### Data for the task
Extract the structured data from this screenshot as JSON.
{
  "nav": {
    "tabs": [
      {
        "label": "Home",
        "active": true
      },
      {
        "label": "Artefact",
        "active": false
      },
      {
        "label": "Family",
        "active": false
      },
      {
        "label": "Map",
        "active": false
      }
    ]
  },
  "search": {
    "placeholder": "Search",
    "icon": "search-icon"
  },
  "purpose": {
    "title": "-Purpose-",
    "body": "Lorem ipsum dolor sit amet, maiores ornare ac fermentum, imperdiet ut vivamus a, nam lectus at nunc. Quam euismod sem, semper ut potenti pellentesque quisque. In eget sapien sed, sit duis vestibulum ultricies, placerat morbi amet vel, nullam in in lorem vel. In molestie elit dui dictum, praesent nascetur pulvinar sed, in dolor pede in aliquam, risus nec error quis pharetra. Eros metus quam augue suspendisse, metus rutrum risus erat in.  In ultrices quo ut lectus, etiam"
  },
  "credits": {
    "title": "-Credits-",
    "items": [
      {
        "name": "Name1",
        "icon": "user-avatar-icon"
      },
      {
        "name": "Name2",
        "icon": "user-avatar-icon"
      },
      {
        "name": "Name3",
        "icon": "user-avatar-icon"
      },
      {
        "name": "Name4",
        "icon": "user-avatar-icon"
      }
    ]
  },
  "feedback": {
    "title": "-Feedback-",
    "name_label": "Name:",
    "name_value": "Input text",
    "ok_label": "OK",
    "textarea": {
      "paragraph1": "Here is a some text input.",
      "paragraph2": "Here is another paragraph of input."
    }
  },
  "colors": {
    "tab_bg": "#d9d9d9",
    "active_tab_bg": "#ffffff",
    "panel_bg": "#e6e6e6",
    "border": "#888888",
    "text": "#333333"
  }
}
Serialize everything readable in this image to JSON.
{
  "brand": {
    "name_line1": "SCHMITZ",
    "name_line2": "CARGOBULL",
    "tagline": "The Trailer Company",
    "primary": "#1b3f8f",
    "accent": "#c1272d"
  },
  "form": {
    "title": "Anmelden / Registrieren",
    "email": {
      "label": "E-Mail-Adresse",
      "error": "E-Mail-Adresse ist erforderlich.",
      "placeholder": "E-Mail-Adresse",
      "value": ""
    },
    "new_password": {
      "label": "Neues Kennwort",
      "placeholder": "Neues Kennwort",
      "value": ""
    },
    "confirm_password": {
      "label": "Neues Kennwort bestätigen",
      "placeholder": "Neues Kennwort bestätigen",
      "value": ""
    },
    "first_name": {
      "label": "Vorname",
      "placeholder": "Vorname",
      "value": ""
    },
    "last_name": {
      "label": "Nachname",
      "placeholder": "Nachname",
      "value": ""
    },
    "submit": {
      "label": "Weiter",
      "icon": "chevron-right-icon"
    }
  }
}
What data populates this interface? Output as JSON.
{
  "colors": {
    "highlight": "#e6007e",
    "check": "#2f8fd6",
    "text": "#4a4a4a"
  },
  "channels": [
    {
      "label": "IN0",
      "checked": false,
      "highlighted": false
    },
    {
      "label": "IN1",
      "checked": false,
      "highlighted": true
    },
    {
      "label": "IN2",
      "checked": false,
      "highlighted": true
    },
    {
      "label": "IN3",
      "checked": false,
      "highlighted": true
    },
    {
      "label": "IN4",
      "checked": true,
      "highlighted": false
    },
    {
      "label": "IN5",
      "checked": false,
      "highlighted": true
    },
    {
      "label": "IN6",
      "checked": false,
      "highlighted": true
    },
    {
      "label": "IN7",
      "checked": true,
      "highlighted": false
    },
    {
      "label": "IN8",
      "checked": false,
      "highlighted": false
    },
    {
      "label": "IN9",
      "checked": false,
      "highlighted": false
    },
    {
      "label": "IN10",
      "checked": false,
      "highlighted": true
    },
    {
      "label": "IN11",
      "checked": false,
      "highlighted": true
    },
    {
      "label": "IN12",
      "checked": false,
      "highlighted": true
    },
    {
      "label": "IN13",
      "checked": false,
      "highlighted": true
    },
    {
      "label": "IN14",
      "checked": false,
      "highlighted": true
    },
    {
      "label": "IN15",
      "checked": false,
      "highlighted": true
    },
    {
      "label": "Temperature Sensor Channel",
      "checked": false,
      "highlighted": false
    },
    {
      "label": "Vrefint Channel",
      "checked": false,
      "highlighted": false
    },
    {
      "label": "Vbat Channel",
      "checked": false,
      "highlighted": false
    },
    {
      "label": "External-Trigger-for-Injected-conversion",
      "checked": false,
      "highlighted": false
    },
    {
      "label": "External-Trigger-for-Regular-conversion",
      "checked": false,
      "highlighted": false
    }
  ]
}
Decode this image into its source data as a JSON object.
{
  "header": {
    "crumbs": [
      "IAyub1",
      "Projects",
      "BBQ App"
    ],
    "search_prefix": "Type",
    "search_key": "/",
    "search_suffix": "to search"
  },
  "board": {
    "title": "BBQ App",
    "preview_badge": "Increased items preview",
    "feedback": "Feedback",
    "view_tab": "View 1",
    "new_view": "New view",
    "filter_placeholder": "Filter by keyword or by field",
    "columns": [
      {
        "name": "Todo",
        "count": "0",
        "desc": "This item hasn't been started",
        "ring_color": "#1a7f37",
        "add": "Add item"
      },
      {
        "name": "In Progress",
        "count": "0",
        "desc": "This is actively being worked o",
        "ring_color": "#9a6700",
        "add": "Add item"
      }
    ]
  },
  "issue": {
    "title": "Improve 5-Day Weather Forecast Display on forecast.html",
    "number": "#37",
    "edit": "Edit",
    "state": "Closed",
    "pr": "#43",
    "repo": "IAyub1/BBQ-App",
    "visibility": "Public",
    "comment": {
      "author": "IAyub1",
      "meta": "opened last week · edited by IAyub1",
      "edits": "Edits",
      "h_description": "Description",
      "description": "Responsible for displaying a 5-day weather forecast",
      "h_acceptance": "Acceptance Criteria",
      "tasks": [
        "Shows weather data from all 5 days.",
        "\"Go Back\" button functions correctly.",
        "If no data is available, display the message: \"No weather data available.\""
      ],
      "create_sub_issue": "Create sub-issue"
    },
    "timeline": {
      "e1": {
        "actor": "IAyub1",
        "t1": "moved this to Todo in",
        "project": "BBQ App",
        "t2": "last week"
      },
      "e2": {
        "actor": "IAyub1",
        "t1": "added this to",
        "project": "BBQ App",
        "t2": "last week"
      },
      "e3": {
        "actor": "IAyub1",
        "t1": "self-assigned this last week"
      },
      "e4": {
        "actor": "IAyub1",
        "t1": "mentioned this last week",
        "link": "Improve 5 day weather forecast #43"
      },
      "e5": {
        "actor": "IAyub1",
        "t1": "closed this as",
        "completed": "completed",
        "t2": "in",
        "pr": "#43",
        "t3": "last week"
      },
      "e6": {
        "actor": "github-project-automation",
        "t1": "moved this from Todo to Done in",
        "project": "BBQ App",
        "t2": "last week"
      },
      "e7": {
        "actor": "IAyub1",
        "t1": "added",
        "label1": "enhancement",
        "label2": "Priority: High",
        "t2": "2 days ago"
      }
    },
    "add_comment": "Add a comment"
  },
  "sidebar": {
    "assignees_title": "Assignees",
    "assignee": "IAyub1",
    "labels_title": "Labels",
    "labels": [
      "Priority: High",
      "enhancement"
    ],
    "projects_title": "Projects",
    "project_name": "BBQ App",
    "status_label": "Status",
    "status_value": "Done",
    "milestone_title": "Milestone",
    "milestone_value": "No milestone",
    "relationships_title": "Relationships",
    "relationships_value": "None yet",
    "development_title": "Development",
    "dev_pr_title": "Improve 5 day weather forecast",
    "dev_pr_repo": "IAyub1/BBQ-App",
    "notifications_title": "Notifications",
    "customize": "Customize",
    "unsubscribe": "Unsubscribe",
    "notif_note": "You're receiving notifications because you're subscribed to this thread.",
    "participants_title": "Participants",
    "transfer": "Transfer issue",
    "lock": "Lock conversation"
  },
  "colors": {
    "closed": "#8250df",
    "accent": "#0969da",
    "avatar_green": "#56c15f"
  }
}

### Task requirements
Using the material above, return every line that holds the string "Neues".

### Result of this task
      "label": "Neues Kennwort",
      "placeholder": "Neues Kennwort",
      "label": "Neues Kennwort bestätigen",
      "placeholder": "Neues Kennwort bestätigen",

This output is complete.